*** Opening of DATA FOR ANALYSIS ***

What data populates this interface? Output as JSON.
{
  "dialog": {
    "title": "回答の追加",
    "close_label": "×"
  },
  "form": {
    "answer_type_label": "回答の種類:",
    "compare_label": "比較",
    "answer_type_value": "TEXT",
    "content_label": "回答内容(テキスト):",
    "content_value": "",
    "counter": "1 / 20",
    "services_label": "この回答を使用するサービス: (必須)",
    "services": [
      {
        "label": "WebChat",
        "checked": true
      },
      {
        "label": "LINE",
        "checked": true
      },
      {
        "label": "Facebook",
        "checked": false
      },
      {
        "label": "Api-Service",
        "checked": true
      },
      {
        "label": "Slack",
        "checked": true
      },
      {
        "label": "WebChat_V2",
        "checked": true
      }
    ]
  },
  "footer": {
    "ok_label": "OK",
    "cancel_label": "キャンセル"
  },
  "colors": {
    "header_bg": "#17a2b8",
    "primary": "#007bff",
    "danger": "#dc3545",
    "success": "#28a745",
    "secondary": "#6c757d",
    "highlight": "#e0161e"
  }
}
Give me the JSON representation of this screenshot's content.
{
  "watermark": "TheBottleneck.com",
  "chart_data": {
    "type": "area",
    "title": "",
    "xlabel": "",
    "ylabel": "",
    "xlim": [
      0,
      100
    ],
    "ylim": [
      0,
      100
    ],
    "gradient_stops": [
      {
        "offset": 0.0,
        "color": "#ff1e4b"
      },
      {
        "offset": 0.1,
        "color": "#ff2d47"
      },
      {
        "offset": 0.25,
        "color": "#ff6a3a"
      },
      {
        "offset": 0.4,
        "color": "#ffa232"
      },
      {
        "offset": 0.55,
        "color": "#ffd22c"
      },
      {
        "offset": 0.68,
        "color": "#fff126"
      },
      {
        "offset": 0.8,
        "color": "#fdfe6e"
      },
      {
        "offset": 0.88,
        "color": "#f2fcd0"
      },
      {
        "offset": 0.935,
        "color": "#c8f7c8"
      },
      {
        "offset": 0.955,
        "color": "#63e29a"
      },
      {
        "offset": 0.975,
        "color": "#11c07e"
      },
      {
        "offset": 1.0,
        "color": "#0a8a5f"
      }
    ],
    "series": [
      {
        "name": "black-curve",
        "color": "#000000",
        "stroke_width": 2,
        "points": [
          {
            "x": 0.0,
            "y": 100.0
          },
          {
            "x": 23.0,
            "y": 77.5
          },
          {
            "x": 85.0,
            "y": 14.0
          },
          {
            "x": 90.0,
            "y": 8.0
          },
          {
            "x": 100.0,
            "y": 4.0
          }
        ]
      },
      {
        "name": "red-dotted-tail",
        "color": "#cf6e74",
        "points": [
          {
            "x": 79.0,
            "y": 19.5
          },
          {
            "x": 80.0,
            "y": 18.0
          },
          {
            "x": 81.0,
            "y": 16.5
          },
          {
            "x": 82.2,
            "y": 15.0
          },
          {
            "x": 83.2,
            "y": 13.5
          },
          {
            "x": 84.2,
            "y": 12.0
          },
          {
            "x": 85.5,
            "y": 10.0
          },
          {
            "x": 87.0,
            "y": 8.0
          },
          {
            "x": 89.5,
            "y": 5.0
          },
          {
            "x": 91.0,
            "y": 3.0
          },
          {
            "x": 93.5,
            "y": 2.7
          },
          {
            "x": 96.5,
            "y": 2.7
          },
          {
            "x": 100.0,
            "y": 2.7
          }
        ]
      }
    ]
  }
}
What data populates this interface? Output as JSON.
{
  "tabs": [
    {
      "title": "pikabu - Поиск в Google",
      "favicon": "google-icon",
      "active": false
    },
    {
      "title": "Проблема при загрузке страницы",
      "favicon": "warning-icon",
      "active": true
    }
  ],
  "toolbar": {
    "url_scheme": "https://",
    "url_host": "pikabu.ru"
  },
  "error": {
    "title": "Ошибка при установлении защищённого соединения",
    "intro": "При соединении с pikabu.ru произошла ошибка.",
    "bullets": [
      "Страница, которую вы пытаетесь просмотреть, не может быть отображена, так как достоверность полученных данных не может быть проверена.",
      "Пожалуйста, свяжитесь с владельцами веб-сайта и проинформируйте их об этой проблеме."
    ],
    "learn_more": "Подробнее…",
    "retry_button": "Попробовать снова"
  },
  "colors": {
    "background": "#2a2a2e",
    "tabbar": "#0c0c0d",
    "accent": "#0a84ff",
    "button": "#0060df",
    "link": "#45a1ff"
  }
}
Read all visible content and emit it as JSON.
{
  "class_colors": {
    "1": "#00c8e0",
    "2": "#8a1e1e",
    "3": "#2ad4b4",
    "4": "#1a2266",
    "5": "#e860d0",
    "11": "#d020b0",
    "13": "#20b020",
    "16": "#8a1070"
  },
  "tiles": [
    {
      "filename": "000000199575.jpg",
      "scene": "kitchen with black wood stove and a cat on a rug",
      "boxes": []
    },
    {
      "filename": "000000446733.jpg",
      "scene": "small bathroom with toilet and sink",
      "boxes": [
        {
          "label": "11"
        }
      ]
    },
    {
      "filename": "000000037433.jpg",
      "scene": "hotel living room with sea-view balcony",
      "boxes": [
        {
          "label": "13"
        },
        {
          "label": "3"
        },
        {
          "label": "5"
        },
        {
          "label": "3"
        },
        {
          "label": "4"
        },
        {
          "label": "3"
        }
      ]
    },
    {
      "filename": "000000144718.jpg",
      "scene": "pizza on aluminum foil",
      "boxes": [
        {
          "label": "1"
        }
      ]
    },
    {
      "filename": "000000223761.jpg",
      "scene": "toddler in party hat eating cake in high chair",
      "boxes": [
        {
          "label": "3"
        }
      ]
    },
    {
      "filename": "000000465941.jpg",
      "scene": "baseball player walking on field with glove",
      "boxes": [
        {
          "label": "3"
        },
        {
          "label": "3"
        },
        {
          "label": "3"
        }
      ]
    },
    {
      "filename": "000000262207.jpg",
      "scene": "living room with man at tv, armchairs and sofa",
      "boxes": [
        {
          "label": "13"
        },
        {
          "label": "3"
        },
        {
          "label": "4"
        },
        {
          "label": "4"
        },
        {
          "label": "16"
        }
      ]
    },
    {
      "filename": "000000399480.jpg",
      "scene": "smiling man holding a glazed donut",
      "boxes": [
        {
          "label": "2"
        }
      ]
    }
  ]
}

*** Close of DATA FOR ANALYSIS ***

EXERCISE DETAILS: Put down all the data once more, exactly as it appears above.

ANSWER BELOW:
What data populates this interface? Output as JSON.
{
  "dialog": {
    "title": "回答の追加",
    "close_label": "×"
  },
  "form": {
    "answer_type_label": "回答の種類:",
    "compare_label": "比較",
    "answer_type_value": "TEXT",
    "content_label": "回答内容(テキスト):",
    "content_value": "",
    "counter": "1 / 20",
    "services_label": "この回答を使用するサービス: (必須)",
    "services": [
      {
        "label": "WebChat",
        "checked": true
      },
      {
        "label": "LINE",
        "checked": true
      },
      {
        "label": "Facebook",
        "checked": false
      },
      {
        "label": "Api-Service",
        "checked": true
      },
      {
        "label": "Slack",
        "checked": true
      },
      {
        "label": "WebChat_V2",
        "checked": true
      }
    ]
  },
  "footer": {
    "ok_label": "OK",
    "cancel_label": "キャンセル"
  },
  "colors": {
    "header_bg": "#17a2b8",
    "primary": "#007bff",
    "danger": "#dc3545",
    "success": "#28a745",
    "secondary": "#6c757d",
    "highlight": "#e0161e"
  }
}
Give me the JSON representation of this screenshot's content.
{
  "watermark": "TheBottleneck.com",
  "chart_data": {
    "type": "area",
    "title": "",
    "xlabel": "",
    "ylabel": "",
    "xlim": [
      0,
      100
    ],
    "ylim": [
      0,
      100
    ],
    "gradient_stops": [
      {
        "offset": 0.0,
        "color": "#ff1e4b"
      },
      {
        "offset": 0.1,
        "color": "#ff2d47"
      },
      {
        "offset": 0.25,
        "color": "#ff6a3a"
      },
      {
        "offset": 0.4,
        "color": "#ffa232"
      },
      {
        "offset": 0.55,
        "color": "#ffd22c"
      },
      {
        "offset": 0.68,
        "color": "#fff126"
      },
      {
        "offset": 0.8,
        "color": "#fdfe6e"
      },
      {
        "offset": 0.88,
        "color": "#f2fcd0"
      },
      {
        "offset": 0.935,
        "color": "#c8f7c8"
      },
      {
        "offset": 0.955,
        "color": "#63e29a"
      },
      {
        "offset": 0.975,
        "color": "#11c07e"
      },
      {
        "offset": 1.0,
        "color": "#0a8a5f"
      }
    ],
    "series": [
      {
        "name": "black-curve",
        "color": "#000000",
        "stroke_width": 2,
        "points": [
          {
            "x": 0.0,
            "y": 100.0
          },
          {
            "x": 23.0,
            "y": 77.5
          },
          {
            "x": 85.0,
            "y": 14.0
          },
          {
            "x": 90.0,
            "y": 8.0
          },
          {
            "x": 100.0,
            "y": 4.0
          }
        ]
      },
      {
        "name": "red-dotted-tail",
        "color": "#cf6e74",
        "points": [
          {
            "x": 79.0,
            "y": 19.5
          },
          {
            "x": 80.0,
            "y": 18.0
          },
          {
            "x": 81.0,
            "y": 16.5
          },
          {
            "x": 82.2,
            "y": 15.0
          },
          {
            "x": 83.2,
            "y": 13.5
          },
          {
            "x": 84.2,
            "y": 12.0
          },
          {
            "x": 85.5,
            "y": 10.0
          },
          {
            "x": 87.0,
            "y": 8.0
          },
          {
            "x": 89.5,
            "y": 5.0
          },
          {
            "x": 91.0,
            "y": 3.0
          },
          {
            "x": 93.5,
            "y": 2.7
          },
          {
            "x": 96.5,
            "y": 2.7
          },
          {
            "x": 100.0,
            "y": 2.7
          }
        ]
      }
    ]
  }
}
What data populates this interface? Output as JSON.
{
  "tabs": [
    {
      "title": "pikabu - Поиск в Google",
      "favicon": "google-icon",
      "active": false
    },
    {
      "title": "Проблема при загрузке страницы",
      "favicon": "warning-icon",
      "active": true
    }
  ],
  "toolbar": {
    "url_scheme": "https://",
    "url_host": "pikabu.ru"
  },
  "error": {
    "title": "Ошибка при установлении защищённого соединения",
    "intro": "При соединении с pikabu.ru произошла ошибка.",
    "bullets": [
      "Страница, которую вы пытаетесь просмотреть, не может быть отображена, так как достоверность полученных данных не может быть проверена.",
      "Пожалуйста, свяжитесь с владельцами веб-сайта и проинформируйте их об этой проблеме."
    ],
    "learn_more": "Подробнее…",
    "retry_button": "Попробовать снова"
  },
  "colors": {
    "background": "#2a2a2e",
    "tabbar": "#0c0c0d",
    "accent": "#0a84ff",
    "button": "#0060df",
    "link": "#45a1ff"
  }
}
Read all visible content and emit it as JSON.
{
  "class_colors": {
    "1": "#00c8e0",
    "2": "#8a1e1e",
    "3": "#2ad4b4",
    "4": "#1a2266",
    "5": "#e860d0",
    "11": "#d020b0",
    "13": "#20b020",
    "16": "#8a1070"
  },
  "tiles": [
    {
      "filename": "000000199575.jpg",
      "scene": "kitchen with black wood stove and a cat on a rug",
      "boxes": []
    },
    {
      "filename": "000000446733.jpg",
      "scene": "small bathroom with toilet and sink",
      "boxes": [
        {
          "label": "11"
        }
      ]
    },
    {
      "filename": "000000037433.jpg",
      "scene": "hotel living room with sea-view balcony",
      "boxes": [
        {
          "label": "13"
        },
        {
          "label": "3"
        },
        {
          "label": "5"
        },
        {
          "label": "3"
        },
        {
          "label": "4"
        },
        {
          "label": "3"
        }
      ]
    },
    {
      "filename": "000000144718.jpg",
      "scene": "pizza on aluminum foil",
      "boxes": [
        {
          "label": "1"
        }
      ]
    },
    {
      "filename": "000000223761.jpg",
      "scene": "toddler in party hat eating cake in high chair",
      "boxes": [
        {
          "label": "3"
        }
      ]
    },
    {
      "filename": "000000465941.jpg",
      "scene": "baseball player walking on field with glove",
      "boxes": [
        {
          "label": "3"
        },
        {
          "label": "3"
        },
        {
          "label": "3"
        }
      ]
    },
    {
      "filename": "000000262207.jpg",
      "scene": "living room with man at tv, armchairs and sofa",
      "boxes": [
        {
          "label": "13"
        },
        {
          "label": "3"
        },
        {
          "label": "4"
        },
        {
          "label": "4"
        },
        {
          "label": "16"
        }
      ]
    },
    {
      "filename": "000000399480.jpg",
      "scene": "smiling man holding a glazed donut",
      "boxes": [
        {
          "label": "2"
        }
      ]
    }
  ]
}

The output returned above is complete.